* _Excerpts from an interface dataset_:

--------------------------------

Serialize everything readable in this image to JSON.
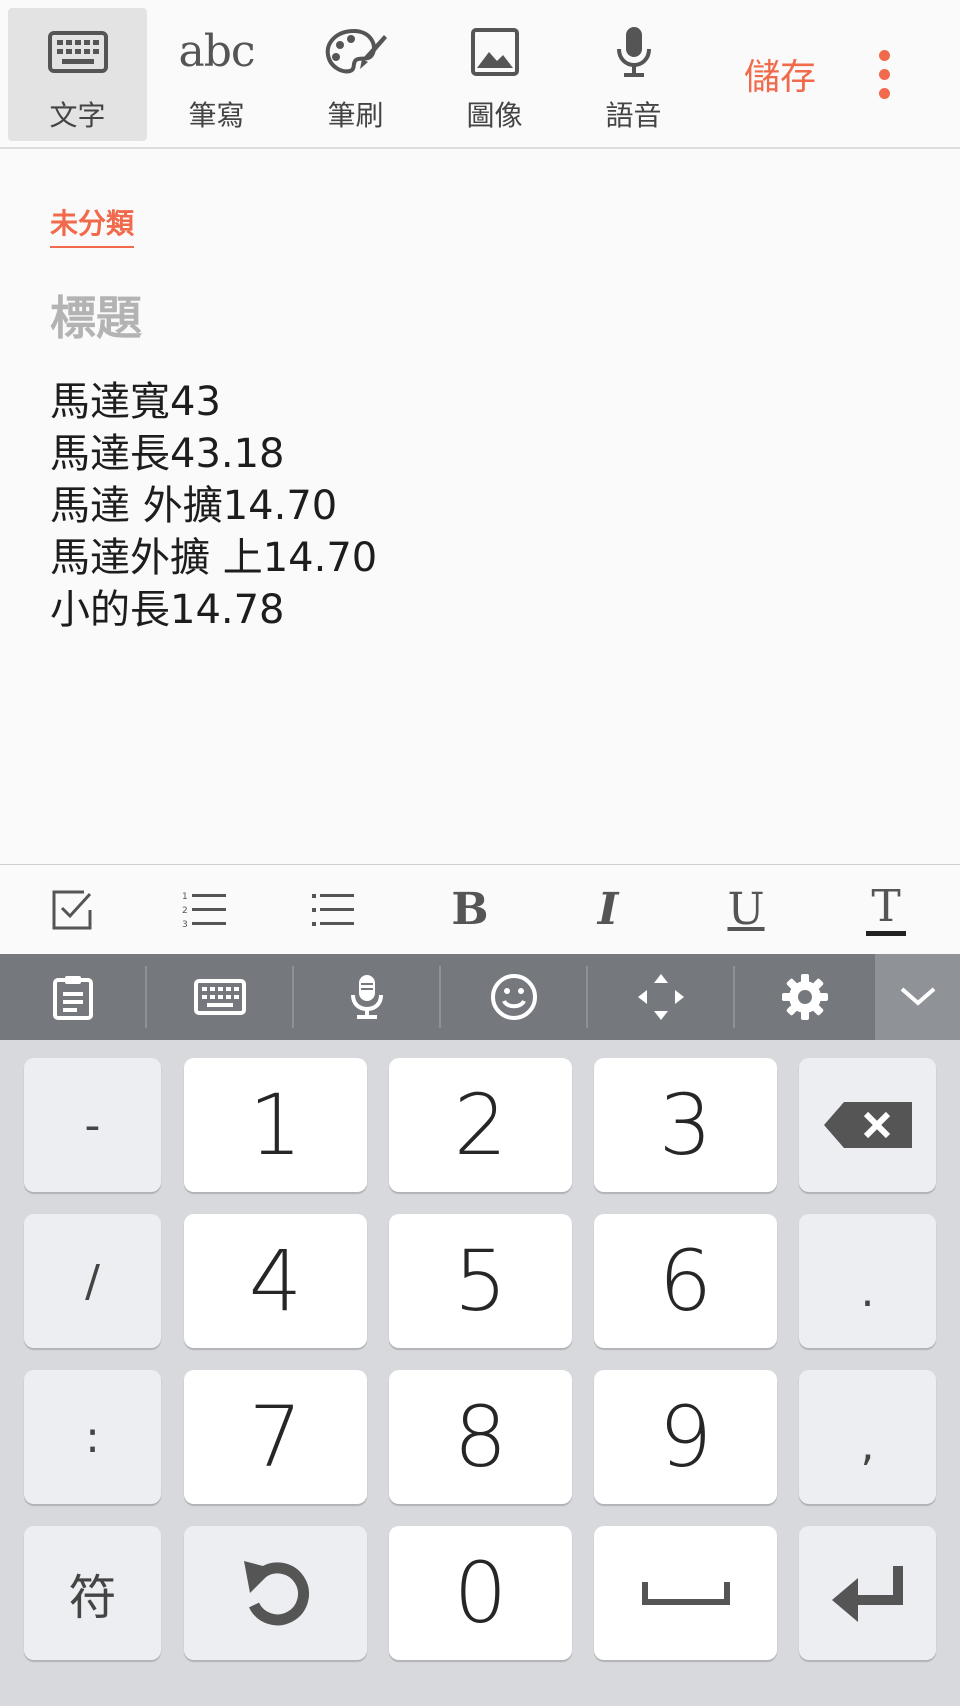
{
  "toolbar": {
    "modes": [
      {
        "label": "文字",
        "icon": "keyboard-icon"
      },
      {
        "label": "筆寫",
        "icon": "handwriting-icon",
        "icon_text": "abc"
      },
      {
        "label": "筆刷",
        "icon": "brush-palette-icon"
      },
      {
        "label": "圖像",
        "icon": "image-icon"
      },
      {
        "label": "語音",
        "icon": "microphone-icon"
      }
    ],
    "active_mode": "文字",
    "save_label": "儲存",
    "accent_color": "#f06a4b"
  },
  "note": {
    "category": "未分類",
    "title_placeholder": "標題",
    "lines": [
      "馬達寬43",
      "馬達長43.18",
      "馬達 外擴14.70",
      "馬達外擴 上14.70",
      "小的長14.78"
    ]
  },
  "format_bar": {
    "items": [
      "checkbox-icon",
      "numbered-list-icon",
      "bullet-list-icon",
      "bold-icon",
      "italic-icon",
      "underline-icon",
      "text-color-icon"
    ],
    "bold_glyph": "B",
    "italic_glyph": "I",
    "underline_glyph": "U",
    "text_color_glyph": "T"
  },
  "keyboard_strip": {
    "items": [
      "clipboard-icon",
      "keyboard-icon",
      "voice-input-icon",
      "emoji-icon",
      "cursor-move-icon",
      "settings-icon",
      "collapse-chevron-icon"
    ]
  },
  "keyboard": {
    "rows": [
      [
        "-",
        "1",
        "2",
        "3",
        "backspace"
      ],
      [
        "/",
        "4",
        "5",
        "6",
        "."
      ],
      [
        ":",
        "7",
        "8",
        "9",
        ","
      ],
      [
        "符",
        "undo",
        "0",
        "space",
        "enter"
      ]
    ]
  }
}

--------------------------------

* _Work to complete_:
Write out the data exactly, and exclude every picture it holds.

* _Solution to this problem_:
Serialize everything readable in this image to JSON.
{
  "toolbar": {
    "modes": [
      {
        "label": "文字",
        "icon": "keyboard-icon"
      },
      {
        "label": "筆寫",
        "icon": "handwriting-icon",
        "icon_text": "abc"
      },
      {
        "label": "筆刷",
        "icon": "brush-palette-icon"
      },
      {
        "label": "圖像",
        "icon": "image-icon"
      },
      {
        "label": "語音",
        "icon": "microphone-icon"
      }
    ],
    "active_mode": "文字",
    "save_label": "儲存",
    "accent_color": "#f06a4b"
  },
  "note": {
    "category": "未分類",
    "title_placeholder": "標題",
    "lines": [
      "馬達寬43",
      "馬達長43.18",
      "馬達 外擴14.70",
      "馬達外擴 上14.70",
      "小的長14.78"
    ]
  },
  "format_bar": {
    "items": [
      "checkbox-icon",
      "numbered-list-icon",
      "bullet-list-icon",
      "bold-icon",
      "italic-icon",
      "underline-icon",
      "text-color-icon"
    ],
    "bold_glyph": "B",
    "italic_glyph": "I",
    "underline_glyph": "U",
    "text_color_glyph": "T"
  },
  "keyboard_strip": {
    "items": [
      "clipboard-icon",
      "keyboard-icon",
      "voice-input-icon",
      "emoji-icon",
      "cursor-move-icon",
      "settings-icon",
      "collapse-chevron-icon"
    ]
  },
  "keyboard": {
    "rows": [
      [
        "-",
        "1",
        "2",
        "3",
        "backspace"
      ],
      [
        "/",
        "4",
        "5",
        "6",
        "."
      ],
      [
        ":",
        "7",
        "8",
        "9",
        ","
      ],
      [
        "符",
        "undo",
        "0",
        "space",
        "enter"
      ]
    ]
  }
}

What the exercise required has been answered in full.